Input |
※ ※ ※

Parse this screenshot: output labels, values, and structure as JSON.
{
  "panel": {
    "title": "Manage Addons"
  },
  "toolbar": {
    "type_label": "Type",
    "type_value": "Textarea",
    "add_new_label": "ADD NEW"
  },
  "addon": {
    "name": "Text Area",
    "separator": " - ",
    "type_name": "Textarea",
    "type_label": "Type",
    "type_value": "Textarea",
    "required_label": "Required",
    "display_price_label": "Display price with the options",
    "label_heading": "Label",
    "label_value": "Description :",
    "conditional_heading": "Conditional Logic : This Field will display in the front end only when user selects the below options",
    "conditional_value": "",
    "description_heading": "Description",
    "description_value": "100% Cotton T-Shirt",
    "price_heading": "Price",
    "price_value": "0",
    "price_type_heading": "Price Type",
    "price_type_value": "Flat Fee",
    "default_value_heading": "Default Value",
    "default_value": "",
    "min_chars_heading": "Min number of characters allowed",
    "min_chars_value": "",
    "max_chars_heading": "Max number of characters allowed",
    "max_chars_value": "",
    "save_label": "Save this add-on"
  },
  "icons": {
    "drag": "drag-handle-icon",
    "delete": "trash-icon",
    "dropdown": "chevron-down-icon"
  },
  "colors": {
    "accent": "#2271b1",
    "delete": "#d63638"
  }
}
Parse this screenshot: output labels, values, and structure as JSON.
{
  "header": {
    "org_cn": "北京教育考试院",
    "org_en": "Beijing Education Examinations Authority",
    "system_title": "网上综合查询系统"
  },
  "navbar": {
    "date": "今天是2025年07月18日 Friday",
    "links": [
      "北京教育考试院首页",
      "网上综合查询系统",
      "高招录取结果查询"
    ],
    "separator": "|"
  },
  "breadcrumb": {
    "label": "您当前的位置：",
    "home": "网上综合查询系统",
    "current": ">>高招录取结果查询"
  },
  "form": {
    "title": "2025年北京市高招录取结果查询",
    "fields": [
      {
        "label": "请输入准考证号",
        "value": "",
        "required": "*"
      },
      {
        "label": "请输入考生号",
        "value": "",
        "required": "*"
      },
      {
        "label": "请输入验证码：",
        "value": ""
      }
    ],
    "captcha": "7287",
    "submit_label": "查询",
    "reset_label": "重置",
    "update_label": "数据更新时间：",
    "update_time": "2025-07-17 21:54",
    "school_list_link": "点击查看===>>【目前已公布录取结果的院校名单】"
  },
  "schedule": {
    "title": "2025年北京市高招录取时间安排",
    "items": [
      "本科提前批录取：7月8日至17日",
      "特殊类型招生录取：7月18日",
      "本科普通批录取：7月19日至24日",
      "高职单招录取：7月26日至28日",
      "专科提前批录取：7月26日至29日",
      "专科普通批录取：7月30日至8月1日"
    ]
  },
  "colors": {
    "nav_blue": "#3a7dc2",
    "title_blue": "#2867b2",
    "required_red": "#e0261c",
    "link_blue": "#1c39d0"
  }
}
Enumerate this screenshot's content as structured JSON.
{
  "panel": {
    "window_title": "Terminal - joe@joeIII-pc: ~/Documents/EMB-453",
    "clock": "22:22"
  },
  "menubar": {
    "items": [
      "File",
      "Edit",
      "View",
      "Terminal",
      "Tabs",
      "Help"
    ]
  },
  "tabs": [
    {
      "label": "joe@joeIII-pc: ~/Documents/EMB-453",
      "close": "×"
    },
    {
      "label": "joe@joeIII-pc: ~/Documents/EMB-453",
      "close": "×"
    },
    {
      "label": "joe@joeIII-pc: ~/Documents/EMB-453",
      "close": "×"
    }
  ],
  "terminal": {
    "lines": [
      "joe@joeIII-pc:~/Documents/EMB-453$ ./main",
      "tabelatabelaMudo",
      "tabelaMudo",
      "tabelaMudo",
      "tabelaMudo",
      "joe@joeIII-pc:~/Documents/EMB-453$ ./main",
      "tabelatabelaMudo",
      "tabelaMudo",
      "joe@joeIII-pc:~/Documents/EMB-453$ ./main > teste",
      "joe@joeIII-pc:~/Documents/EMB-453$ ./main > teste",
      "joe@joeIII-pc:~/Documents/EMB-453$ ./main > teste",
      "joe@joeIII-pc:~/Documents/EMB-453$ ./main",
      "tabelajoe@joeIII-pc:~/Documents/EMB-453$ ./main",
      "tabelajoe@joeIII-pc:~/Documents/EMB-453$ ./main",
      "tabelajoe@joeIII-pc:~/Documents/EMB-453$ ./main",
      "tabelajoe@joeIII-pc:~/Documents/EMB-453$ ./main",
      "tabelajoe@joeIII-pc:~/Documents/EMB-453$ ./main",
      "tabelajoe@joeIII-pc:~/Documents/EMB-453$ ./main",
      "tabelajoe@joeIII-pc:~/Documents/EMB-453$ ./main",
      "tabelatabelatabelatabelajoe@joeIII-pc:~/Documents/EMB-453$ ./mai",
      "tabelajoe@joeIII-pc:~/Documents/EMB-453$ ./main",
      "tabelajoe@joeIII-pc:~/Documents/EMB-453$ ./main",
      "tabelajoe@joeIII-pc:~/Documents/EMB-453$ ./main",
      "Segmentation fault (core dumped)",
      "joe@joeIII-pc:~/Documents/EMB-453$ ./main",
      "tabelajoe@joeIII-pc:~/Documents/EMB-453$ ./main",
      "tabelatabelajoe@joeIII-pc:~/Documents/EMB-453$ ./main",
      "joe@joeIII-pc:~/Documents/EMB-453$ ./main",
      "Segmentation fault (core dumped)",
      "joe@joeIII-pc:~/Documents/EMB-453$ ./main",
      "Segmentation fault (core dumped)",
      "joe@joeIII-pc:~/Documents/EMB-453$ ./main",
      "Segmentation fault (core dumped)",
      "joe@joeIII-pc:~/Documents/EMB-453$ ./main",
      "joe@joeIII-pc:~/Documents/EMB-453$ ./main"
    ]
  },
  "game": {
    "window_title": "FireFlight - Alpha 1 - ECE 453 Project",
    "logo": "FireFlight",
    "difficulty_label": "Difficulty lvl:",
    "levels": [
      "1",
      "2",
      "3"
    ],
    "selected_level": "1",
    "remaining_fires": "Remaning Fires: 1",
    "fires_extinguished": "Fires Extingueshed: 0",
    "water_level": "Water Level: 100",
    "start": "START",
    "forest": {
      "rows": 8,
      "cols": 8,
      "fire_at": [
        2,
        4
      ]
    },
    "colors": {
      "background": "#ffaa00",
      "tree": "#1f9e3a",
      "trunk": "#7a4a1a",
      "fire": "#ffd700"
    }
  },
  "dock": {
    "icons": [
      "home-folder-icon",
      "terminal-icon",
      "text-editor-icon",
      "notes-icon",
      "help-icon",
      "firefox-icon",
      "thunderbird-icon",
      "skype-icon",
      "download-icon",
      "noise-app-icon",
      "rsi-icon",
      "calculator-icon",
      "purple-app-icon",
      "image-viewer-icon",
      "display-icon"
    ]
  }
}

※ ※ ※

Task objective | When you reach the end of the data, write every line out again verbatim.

Result |
Parse this screenshot: output labels, values, and structure as JSON.
{
  "panel": {
    "title": "Manage Addons"
  },
  "toolbar": {
    "type_label": "Type",
    "type_value": "Textarea",
    "add_new_label": "ADD NEW"
  },
  "addon": {
    "name": "Text Area",
    "separator": " - ",
    "type_name": "Textarea",
    "type_label": "Type",
    "type_value": "Textarea",
    "required_label": "Required",
    "display_price_label": "Display price with the options",
    "label_heading": "Label",
    "label_value": "Description :",
    "conditional_heading": "Conditional Logic : This Field will display in the front end only when user selects the below options",
    "conditional_value": "",
    "description_heading": "Description",
    "description_value": "100% Cotton T-Shirt",
    "price_heading": "Price",
    "price_value": "0",
    "price_type_heading": "Price Type",
    "price_type_value": "Flat Fee",
    "default_value_heading": "Default Value",
    "default_value": "",
    "min_chars_heading": "Min number of characters allowed",
    "min_chars_value": "",
    "max_chars_heading": "Max number of characters allowed",
    "max_chars_value": "",
    "save_label": "Save this add-on"
  },
  "icons": {
    "drag": "drag-handle-icon",
    "delete": "trash-icon",
    "dropdown": "chevron-down-icon"
  },
  "colors": {
    "accent": "#2271b1",
    "delete": "#d63638"
  }
}
Parse this screenshot: output labels, values, and structure as JSON.
{
  "header": {
    "org_cn": "北京教育考试院",
    "org_en": "Beijing Education Examinations Authority",
    "system_title": "网上综合查询系统"
  },
  "navbar": {
    "date": "今天是2025年07月18日 Friday",
    "links": [
      "北京教育考试院首页",
      "网上综合查询系统",
      "高招录取结果查询"
    ],
    "separator": "|"
  },
  "breadcrumb": {
    "label": "您当前的位置：",
    "home": "网上综合查询系统",
    "current": ">>高招录取结果查询"
  },
  "form": {
    "title": "2025年北京市高招录取结果查询",
    "fields": [
      {
        "label": "请输入准考证号",
        "value": "",
        "required": "*"
      },
      {
        "label": "请输入考生号",
        "value": "",
        "required": "*"
      },
      {
        "label": "请输入验证码：",
        "value": ""
      }
    ],
    "captcha": "7287",
    "submit_label": "查询",
    "reset_label": "重置",
    "update_label": "数据更新时间：",
    "update_time": "2025-07-17 21:54",
    "school_list_link": "点击查看===>>【目前已公布录取结果的院校名单】"
  },
  "schedule": {
    "title": "2025年北京市高招录取时间安排",
    "items": [
      "本科提前批录取：7月8日至17日",
      "特殊类型招生录取：7月18日",
      "本科普通批录取：7月19日至24日",
      "高职单招录取：7月26日至28日",
      "专科提前批录取：7月26日至29日",
      "专科普通批录取：7月30日至8月1日"
    ]
  },
  "colors": {
    "nav_blue": "#3a7dc2",
    "title_blue": "#2867b2",
    "required_red": "#e0261c",
    "link_blue": "#1c39d0"
  }
}
Enumerate this screenshot's content as structured JSON.
{
  "panel": {
    "window_title": "Terminal - joe@joeIII-pc: ~/Documents/EMB-453",
    "clock": "22:22"
  },
  "menubar": {
    "items": [
      "File",
      "Edit",
      "View",
      "Terminal",
      "Tabs",
      "Help"
    ]
  },
  "tabs": [
    {
      "label": "joe@joeIII-pc: ~/Documents/EMB-453",
      "close": "×"
    },
    {
      "label": "joe@joeIII-pc: ~/Documents/EMB-453",
      "close": "×"
    },
    {
      "label": "joe@joeIII-pc: ~/Documents/EMB-453",
      "close": "×"
    }
  ],
  "terminal": {
    "lines": [
      "joe@joeIII-pc:~/Documents/EMB-453$ ./main",
      "tabelatabelaMudo",
      "tabelaMudo",
      "tabelaMudo",
      "tabelaMudo",
      "joe@joeIII-pc:~/Documents/EMB-453$ ./main",
      "tabelatabelaMudo",
      "tabelaMudo",
      "joe@joeIII-pc:~/Documents/EMB-453$ ./main > teste",
      "joe@joeIII-pc:~/Documents/EMB-453$ ./main > teste",
      "joe@joeIII-pc:~/Documents/EMB-453$ ./main > teste",
      "joe@joeIII-pc:~/Documents/EMB-453$ ./main",
      "tabelajoe@joeIII-pc:~/Documents/EMB-453$ ./main",
      "tabelajoe@joeIII-pc:~/Documents/EMB-453$ ./main",
      "tabelajoe@joeIII-pc:~/Documents/EMB-453$ ./main",
      "tabelajoe@joeIII-pc:~/Documents/EMB-453$ ./main",
      "tabelajoe@joeIII-pc:~/Documents/EMB-453$ ./main",
      "tabelajoe@joeIII-pc:~/Documents/EMB-453$ ./main",
      "tabelajoe@joeIII-pc:~/Documents/EMB-453$ ./main",
      "tabelatabelatabelatabelajoe@joeIII-pc:~/Documents/EMB-453$ ./mai",
      "tabelajoe@joeIII-pc:~/Documents/EMB-453$ ./main",
      "tabelajoe@joeIII-pc:~/Documents/EMB-453$ ./main",
      "tabelajoe@joeIII-pc:~/Documents/EMB-453$ ./main",
      "Segmentation fault (core dumped)",
      "joe@joeIII-pc:~/Documents/EMB-453$ ./main",
      "tabelajoe@joeIII-pc:~/Documents/EMB-453$ ./main",
      "tabelatabelajoe@joeIII-pc:~/Documents/EMB-453$ ./main",
      "joe@joeIII-pc:~/Documents/EMB-453$ ./main",
      "Segmentation fault (core dumped)",
      "joe@joeIII-pc:~/Documents/EMB-453$ ./main",
      "Segmentation fault (core dumped)",
      "joe@joeIII-pc:~/Documents/EMB-453$ ./main",
      "Segmentation fault (core dumped)",
      "joe@joeIII-pc:~/Documents/EMB-453$ ./main",
      "joe@joeIII-pc:~/Documents/EMB-453$ ./main"
    ]
  },
  "game": {
    "window_title": "FireFlight - Alpha 1 - ECE 453 Project",
    "logo": "FireFlight",
    "difficulty_label": "Difficulty lvl:",
    "levels": [
      "1",
      "2",
      "3"
    ],
    "selected_level": "1",
    "remaining_fires": "Remaning Fires: 1",
    "fires_extinguished": "Fires Extingueshed: 0",
    "water_level": "Water Level: 100",
    "start": "START",
    "forest": {
      "rows": 8,
      "cols": 8,
      "fire_at": [
        2,
        4
      ]
    },
    "colors": {
      "background": "#ffaa00",
      "tree": "#1f9e3a",
      "trunk": "#7a4a1a",
      "fire": "#ffd700"
    }
  },
  "dock": {
    "icons": [
      "home-folder-icon",
      "terminal-icon",
      "text-editor-icon",
      "notes-icon",
      "help-icon",
      "firefox-icon",
      "thunderbird-icon",
      "skype-icon",
      "download-icon",
      "noise-app-icon",
      "rsi-icon",
      "calculator-icon",
      "purple-app-icon",
      "image-viewer-icon",
      "display-icon"
    ]
  }
}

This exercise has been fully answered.